> [PROBLEM STATEMENT] Please repeat the entries word for word and keep the images out.

> [PROVIDED ENTRIES]
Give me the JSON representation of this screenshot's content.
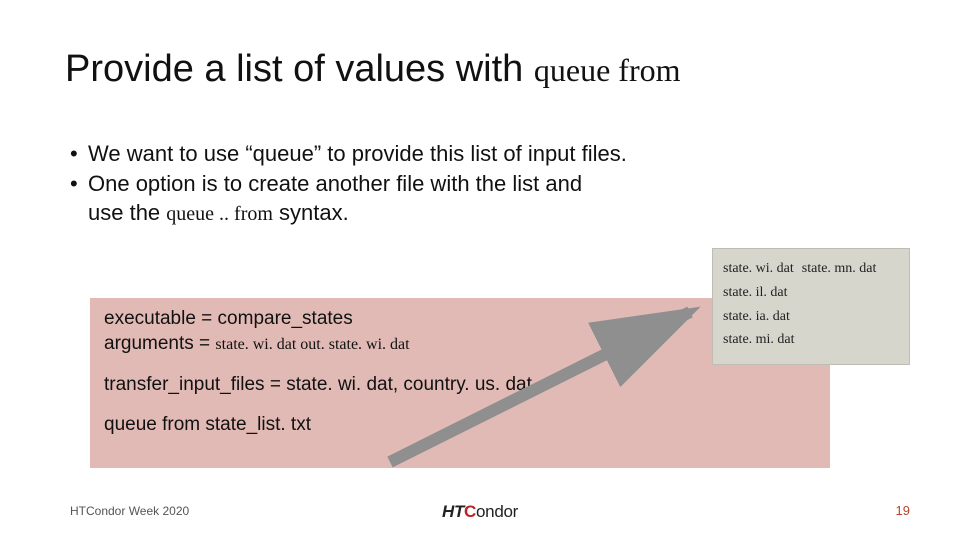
{
  "title": {
    "main": "Provide a list of values with ",
    "mono": "queue from"
  },
  "bullets": {
    "b1": "We want to use “queue” to provide this list of input files.",
    "b2": "One option is to create another file with the list and",
    "b2c": "use the ",
    "b2_mono": "queue .. from",
    "b2_tail": " syntax."
  },
  "code": {
    "l1": "executable = compare_states",
    "l2a": "arguments  = ",
    "l2b": "state. wi. dat out. state. wi. dat",
    "l3": "transfer_input_files = state. wi. dat, country. us. dat",
    "l4": "queue from state_list. txt"
  },
  "filebox": {
    "r1a": "state. wi. dat",
    "r1b": "state. mn. dat",
    "r2": "state. il. dat",
    "r3": "state. ia. dat",
    "r4": "state. mi. dat"
  },
  "footer": {
    "left": "HTCondor Week 2020",
    "page": "19",
    "logo_ht": "HT",
    "logo_c": "C",
    "logo_rest": "ondor"
  }
}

> [SOLUTION FOR THIS TASK]
Give me the JSON representation of this screenshot's content.
{
  "title": {
    "main": "Provide a list of values with ",
    "mono": "queue from"
  },
  "bullets": {
    "b1": "We want to use “queue” to provide this list of input files.",
    "b2": "One option is to create another file with the list and",
    "b2c": "use the ",
    "b2_mono": "queue .. from",
    "b2_tail": " syntax."
  },
  "code": {
    "l1": "executable = compare_states",
    "l2a": "arguments  = ",
    "l2b": "state. wi. dat out. state. wi. dat",
    "l3": "transfer_input_files = state. wi. dat, country. us. dat",
    "l4": "queue from state_list. txt"
  },
  "filebox": {
    "r1a": "state. wi. dat",
    "r1b": "state. mn. dat",
    "r2": "state. il. dat",
    "r3": "state. ia. dat",
    "r4": "state. mi. dat"
  },
  "footer": {
    "left": "HTCondor Week 2020",
    "page": "19",
    "logo_ht": "HT",
    "logo_c": "C",
    "logo_rest": "ondor"
  }
}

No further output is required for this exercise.